#### TASK
Write an exact copy of the entries below that leaves out all pictures.

Dataset entries:

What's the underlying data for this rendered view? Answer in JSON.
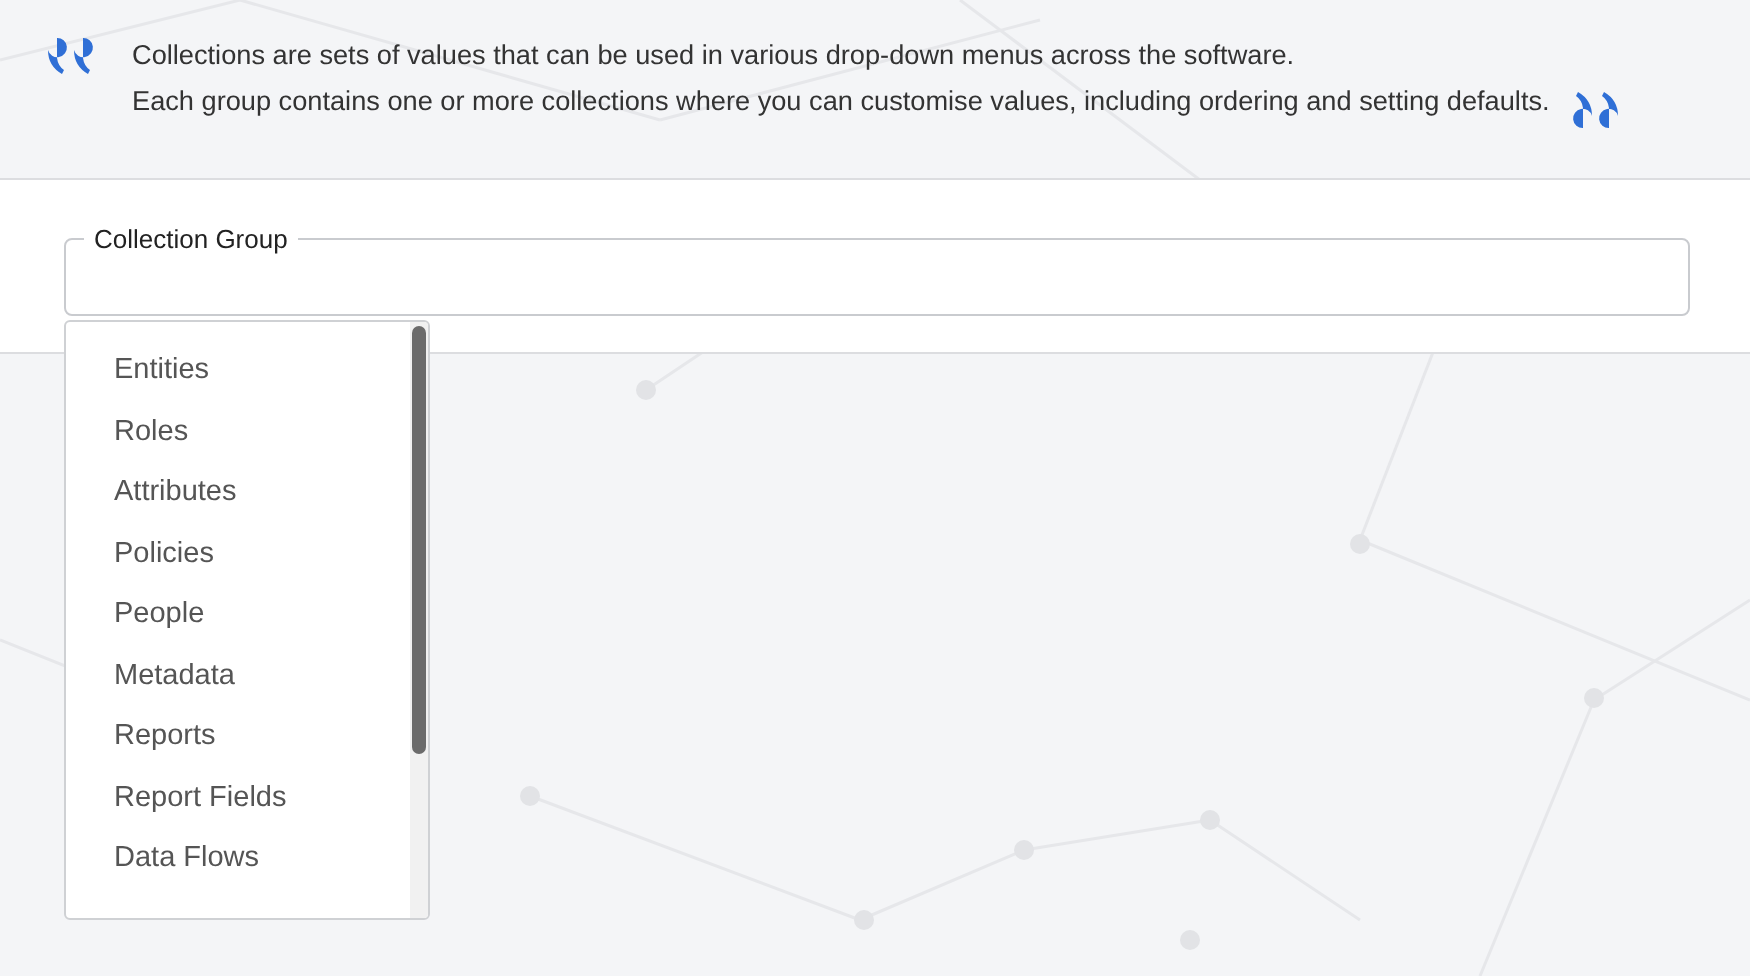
{
  "intro": {
    "lines": [
      "Collections are sets of values that can be used in various drop-down menus across the software.",
      "Each group contains one or more collections where you can customise values, including ordering and setting defaults."
    ]
  },
  "collection_group": {
    "label": "Collection Group",
    "options": [
      "Entities",
      "Roles",
      "Attributes",
      "Policies",
      "People",
      "Metadata",
      "Reports",
      "Report Fields",
      "Data Flows"
    ]
  }
}
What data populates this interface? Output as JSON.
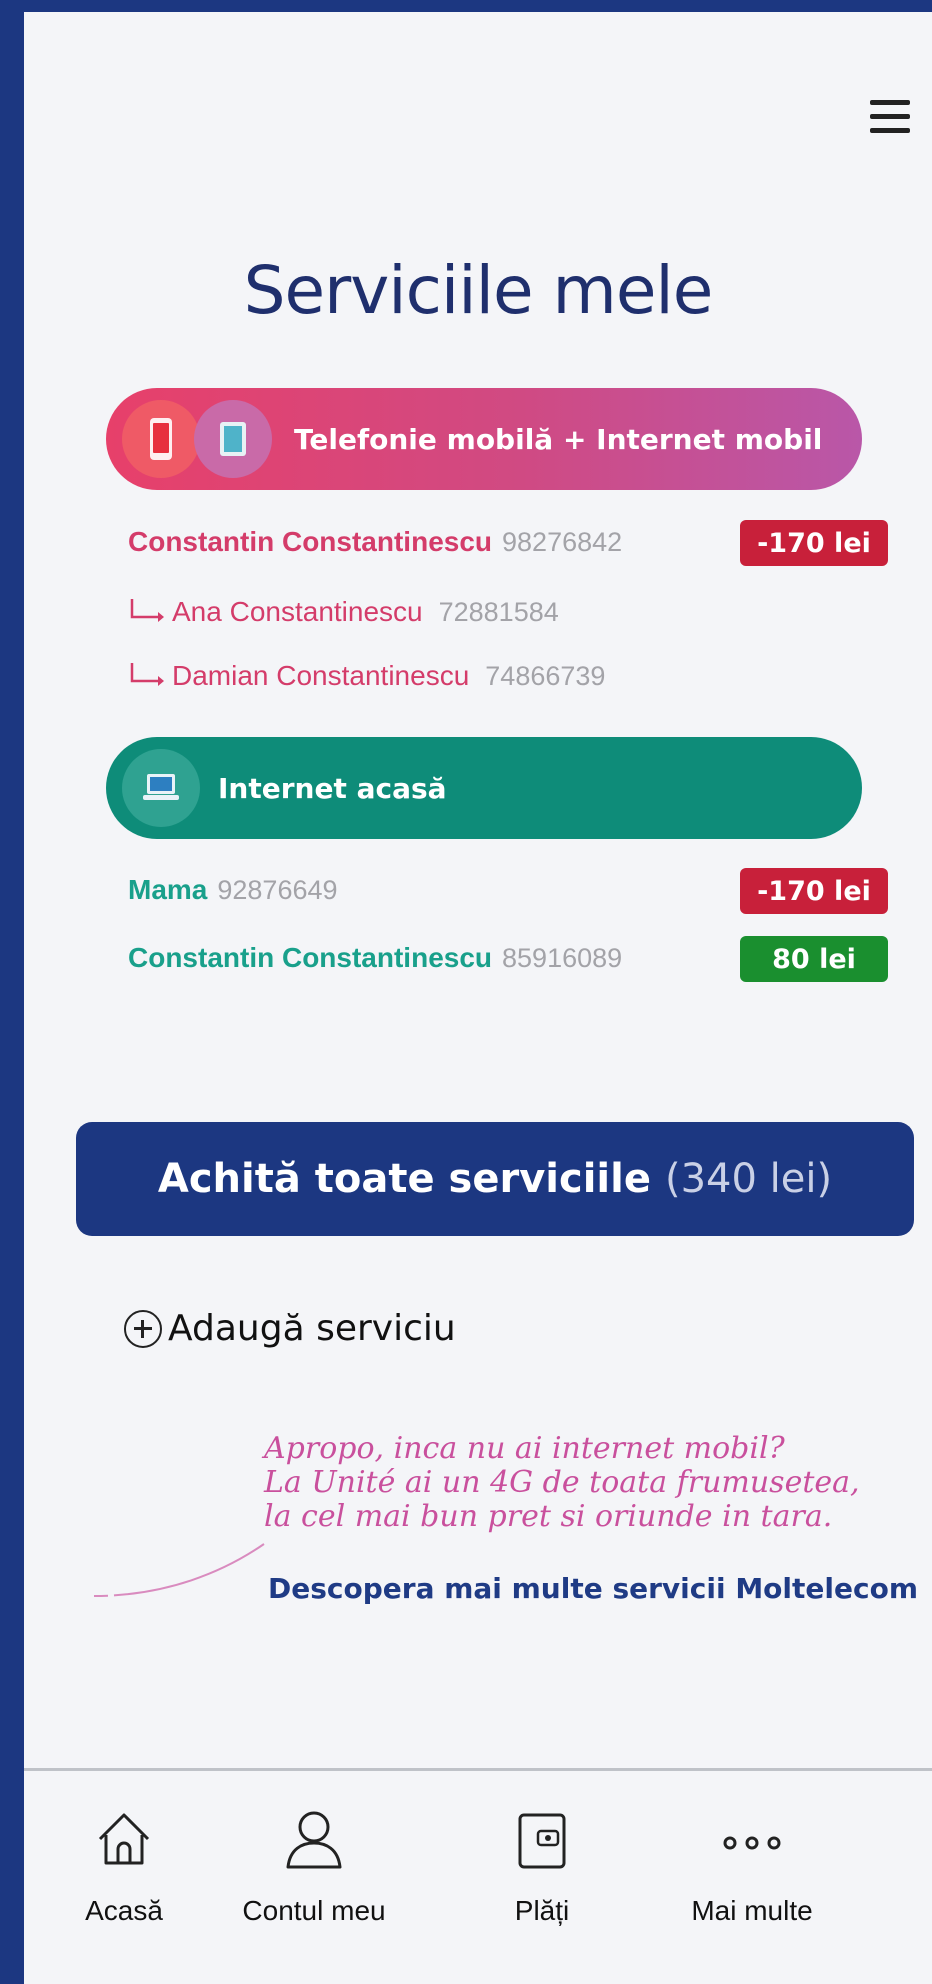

#### RESULT OF THIS TASK
What's the underlying data for this rendered view? Answer in JSON.
{
  "intro": {
    "lines": [
      "Collections are sets of values that can be used in various drop-down menus across the software.",
      "Each group contains one or more collections where you can customise values, including ordering and setting defaults."
    ]
  },
  "collection_group": {
    "label": "Collection Group",
    "options": [
      "Entities",
      "Roles",
      "Attributes",
      "Policies",
      "People",
      "Metadata",
      "Reports",
      "Report Fields",
      "Data Flows"
    ]
  }
}
What data populates this interface? Output as JSON.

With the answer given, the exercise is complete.